### Exercise objective
In the data below, find each line that contains the word "label" and copy it.

[Element data from apps and pages]
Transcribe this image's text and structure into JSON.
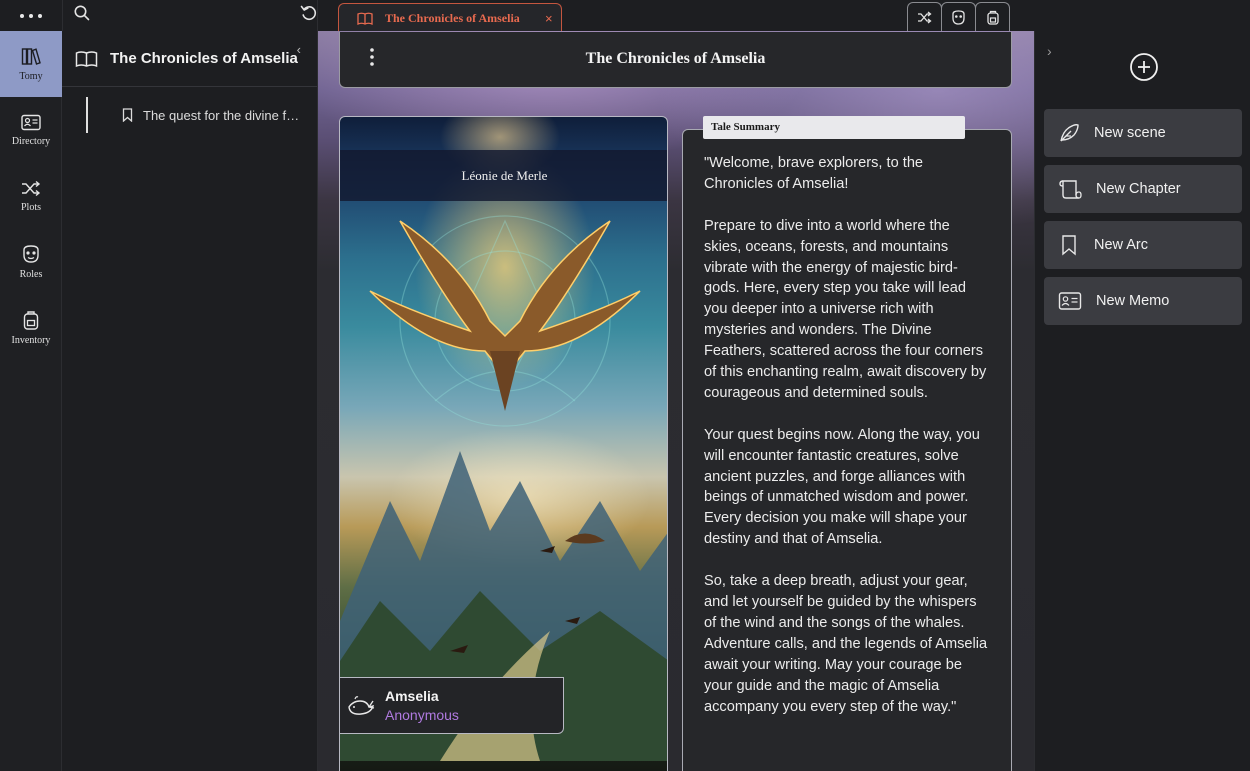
{
  "topbar": {
    "tab_title": "The Chronicles of Amselia",
    "tab_close": "×"
  },
  "rail": {
    "items": [
      {
        "label": "Tomy",
        "icon": "books-icon",
        "active": true
      },
      {
        "label": "Directory",
        "icon": "contact-card-icon"
      },
      {
        "label": "Plots",
        "icon": "shuffle-icon"
      },
      {
        "label": "Roles",
        "icon": "mask-icon"
      },
      {
        "label": "Inventory",
        "icon": "backpack-icon"
      }
    ]
  },
  "explorer": {
    "title": "The Chronicles of Amselia",
    "collapse": "‹",
    "items": [
      {
        "label": "The quest for the divine feathers"
      }
    ]
  },
  "document": {
    "title": "The Chronicles of Amselia"
  },
  "cover": {
    "author": "Léonie de Merle",
    "world": "Amselia",
    "owner": "Anonymous"
  },
  "summary": {
    "tag": "Tale Summary",
    "paragraphs": [
      "\"Welcome, brave explorers, to the Chronicles of Amselia!",
      "Prepare to dive into a world where the skies, oceans, forests, and mountains vibrate with the energy of majestic bird-gods. Here, every step you take will lead you deeper into a universe rich with mysteries and wonders. The Divine Feathers, scattered across the four corners of this enchanting realm, await discovery by courageous and determined souls.",
      "Your quest begins now. Along the way, you will encounter fantastic creatures, solve ancient puzzles, and forge alliances with beings of unmatched wisdom and power. Every decision you make will shape your destiny and that of Amselia.",
      "So, take a deep breath, adjust your gear, and let yourself be guided by the whispers of the wind and the songs of the whales. Adventure calls, and the legends of Amselia await your writing. May your courage be your guide and the magic of Amselia accompany you every step of the way.\""
    ]
  },
  "rightpanel": {
    "chevron": "›",
    "actions": [
      {
        "label": "New scene",
        "icon": "feather-icon"
      },
      {
        "label": "New Chapter",
        "icon": "scroll-icon"
      },
      {
        "label": "New Arc",
        "icon": "bookmark-icon"
      },
      {
        "label": "New Memo",
        "icon": "memo-card-icon"
      }
    ]
  },
  "colors": {
    "accent": "#e86a4f",
    "rail_active": "#8e9ac6",
    "owner": "#b07ae0"
  }
}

### Reply
        "label": "Tomy",
        "label": "Directory",
        "label": "Plots",
        "label": "Roles",
        "label": "Inventory",
        "label": "The quest for the divine feathers"
        "label": "New scene",
        "label": "New Chapter",
        "label": "New Arc",
        "label": "New Memo",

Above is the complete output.